A Gretna couple will present their experiences with raising a shaken baby to an international conference this weekend. Richard and Natalie Hadley wanted to share the perspective of what raising a disabled child does to everyone around that child.
Richard and Natalie Hadley will present “The Long Term Effects of Shaken Baby Syndrome and the Family” at the 12th International Conference on Shaken Baby Syndrome and Abusive Head Trauma in Boston on Oct. 1.
The National Center on Shaken Baby Syndrome invited the Hadleys to speak at the conference after contacting Richard Hadley about his documentary, “Rain,” which follows a year in the life of the Hadley’s son Ranier.
Ranier Hadley, now 17, was shaken by a home daycare provider at the age of 3 months. He suffered permanent brain damage that left him developmentally delayed, mentally impaired, partially paralyzed and partially blind.
“About 25 percent of shaken baby syndrome victims do not survive,” Richard Hadley said, citing statistics from the National Center. “The other 75 percent survive, the majority with permanent disabilities ranging from learning disabilities to a nearly vegetative state. The families of those survivors face all of the challenges of other families with disabled children, plus the complexities of legal actions.”

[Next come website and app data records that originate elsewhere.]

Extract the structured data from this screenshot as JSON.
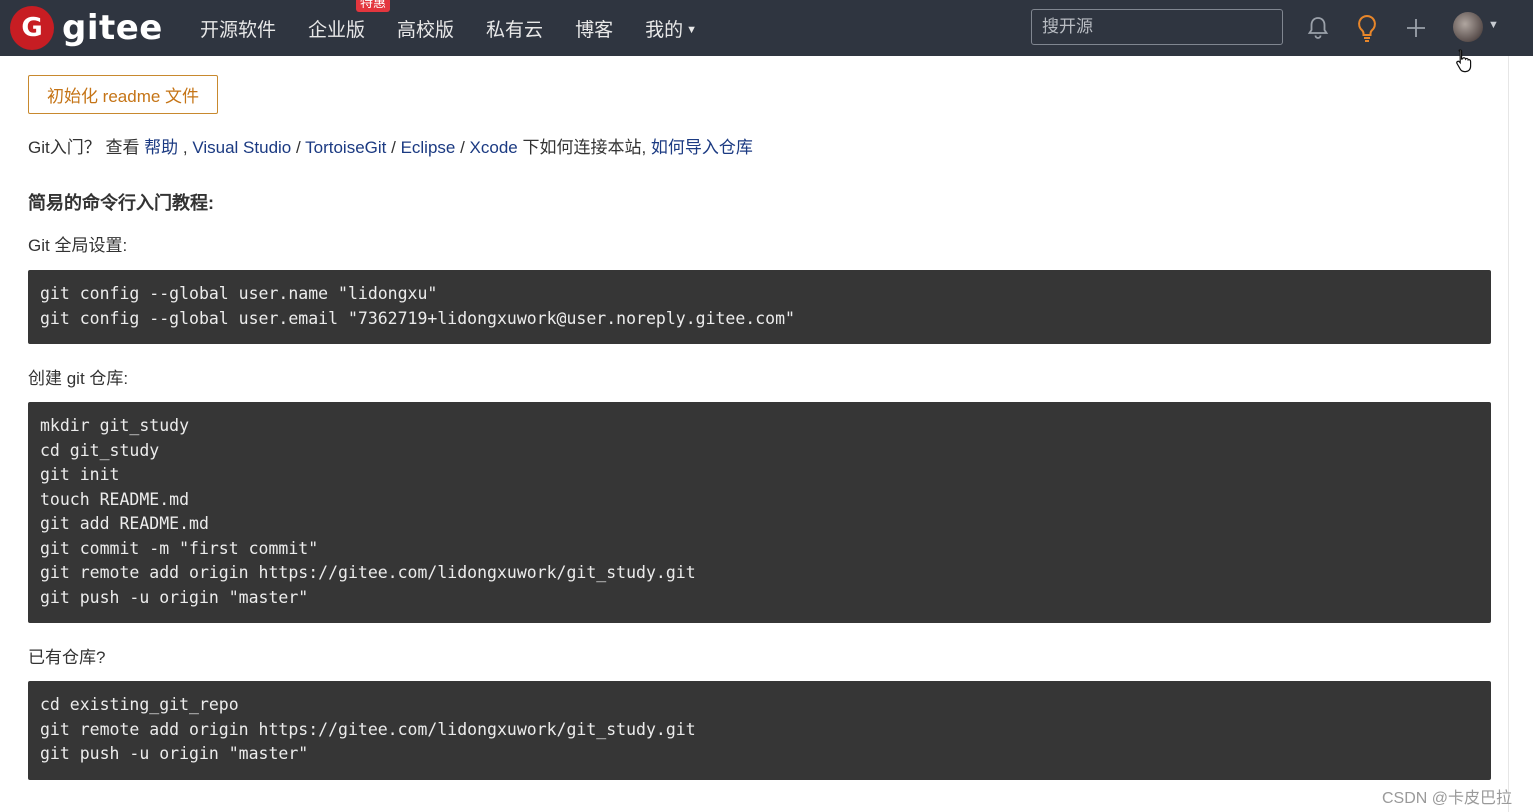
{
  "nav": {
    "logo_letter": "G",
    "logo_text": "gitee",
    "items": [
      {
        "label": "开源软件"
      },
      {
        "label": "企业版",
        "badge": "特惠"
      },
      {
        "label": "高校版"
      },
      {
        "label": "私有云"
      },
      {
        "label": "博客"
      },
      {
        "label": "我的"
      }
    ],
    "search_placeholder": "搜开源",
    "icons": [
      "bell-icon",
      "lightbulb-icon",
      "plus-icon",
      "avatar"
    ]
  },
  "init_button": "初始化 readme 文件",
  "help": {
    "prefix": "Git入门？ 查看 ",
    "help_link": "帮助",
    "sep1": " , ",
    "vs_link": "Visual Studio",
    "sep2": " / ",
    "tortoise_link": "TortoiseGit",
    "sep3": " / ",
    "eclipse_link": "Eclipse",
    "sep4": " / ",
    "xcode_link": "Xcode",
    "mid": " 下如何连接本站, ",
    "import_link": "如何导入仓库"
  },
  "tutorial_title": "简易的命令行入门教程:",
  "sections": {
    "global": {
      "label": "Git 全局设置:",
      "lines": [
        "git config --global user.name \"lidongxu\"",
        "git config --global user.email \"7362719+lidongxuwork@user.noreply.gitee.com\""
      ]
    },
    "create": {
      "label": "创建 git 仓库:",
      "lines": [
        "mkdir git_study",
        "cd git_study",
        "git init",
        "touch README.md",
        "git add README.md",
        "git commit -m \"first commit\"",
        "git remote add origin https://gitee.com/lidongxuwork/git_study.git",
        "git push -u origin \"master\""
      ]
    },
    "existing": {
      "label": "已有仓库?",
      "lines": [
        "cd existing_git_repo",
        "git remote add origin https://gitee.com/lidongxuwork/git_study.git",
        "git push -u origin \"master\""
      ]
    }
  },
  "watermark": "CSDN @卡皮巴拉",
  "colors": {
    "topbar": "#2f3540",
    "logo_red": "#c71d23",
    "badge_red": "#e3363e",
    "code_bg": "#363636",
    "link": "#1b3a82",
    "init_button_border": "#c8892e",
    "lightbulb": "#e8862a"
  }
}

The documentary shows the impact of shaken baby syndrome on not only Ranier and his parents, but his siblings, grandparents, teachers, caregivers, doctors and school peers. The Hadleys’ presentation at the international conference, which runs Sept. 28-Oct. 1, will focus on the impact on the family.
The Hadleys co-founded Progressions Shaken Baby Syndrome Support Group to provide information and assistance to other victim’s families.
They speak several times a year at local area high schools, including Benson, Millard South, Millard West and Westside, about the dangers and prevention of shaken baby syndrome, reaching an estimated 300 students each year.
The Hadleys also appear in a shaken baby syndrome awareness and prevention video that Nebraska hospitals must show to parents of newborns before they leave the hospital.